▸ What is required
Restate each of the lines given below, word for word.
◇ ◇ ◇ ◇ ◇ ◇ ◇
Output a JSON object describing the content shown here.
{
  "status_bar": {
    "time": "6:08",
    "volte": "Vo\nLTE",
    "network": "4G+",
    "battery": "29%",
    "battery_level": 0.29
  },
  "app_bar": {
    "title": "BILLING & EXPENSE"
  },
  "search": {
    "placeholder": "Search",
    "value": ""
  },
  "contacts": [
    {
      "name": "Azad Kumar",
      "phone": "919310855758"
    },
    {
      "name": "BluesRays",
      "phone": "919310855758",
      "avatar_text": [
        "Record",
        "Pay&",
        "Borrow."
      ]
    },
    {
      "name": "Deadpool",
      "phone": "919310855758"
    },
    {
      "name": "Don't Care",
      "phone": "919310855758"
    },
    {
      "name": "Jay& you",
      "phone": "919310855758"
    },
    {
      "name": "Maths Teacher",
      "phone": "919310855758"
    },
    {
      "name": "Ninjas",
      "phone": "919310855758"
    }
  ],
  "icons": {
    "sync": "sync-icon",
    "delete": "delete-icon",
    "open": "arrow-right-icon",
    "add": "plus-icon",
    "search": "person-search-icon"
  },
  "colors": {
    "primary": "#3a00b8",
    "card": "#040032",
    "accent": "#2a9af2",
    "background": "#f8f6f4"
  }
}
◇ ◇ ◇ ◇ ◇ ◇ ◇
▸ Task output
Output a JSON object describing the content shown here.
{
  "status_bar": {
    "time": "6:08",
    "volte": "Vo\nLTE",
    "network": "4G+",
    "battery": "29%",
    "battery_level": 0.29
  },
  "app_bar": {
    "title": "BILLING & EXPENSE"
  },
  "search": {
    "placeholder": "Search",
    "value": ""
  },
  "contacts": [
    {
      "name": "Azad Kumar",
      "phone": "919310855758"
    },
    {
      "name": "BluesRays",
      "phone": "919310855758",
      "avatar_text": [
        "Record",
        "Pay&",
        "Borrow."
      ]
    },
    {
      "name": "Deadpool",
      "phone": "919310855758"
    },
    {
      "name": "Don't Care",
      "phone": "919310855758"
    },
    {
      "name": "Jay& you",
      "phone": "919310855758"
    },
    {
      "name": "Maths Teacher",
      "phone": "919310855758"
    },
    {
      "name": "Ninjas",
      "phone": "919310855758"
    }
  ],
  "icons": {
    "sync": "sync-icon",
    "delete": "delete-icon",
    "open": "arrow-right-icon",
    "add": "plus-icon",
    "search": "person-search-icon"
  },
  "colors": {
    "primary": "#3a00b8",
    "card": "#040032",
    "accent": "#2a9af2",
    "background": "#f8f6f4"
  }
}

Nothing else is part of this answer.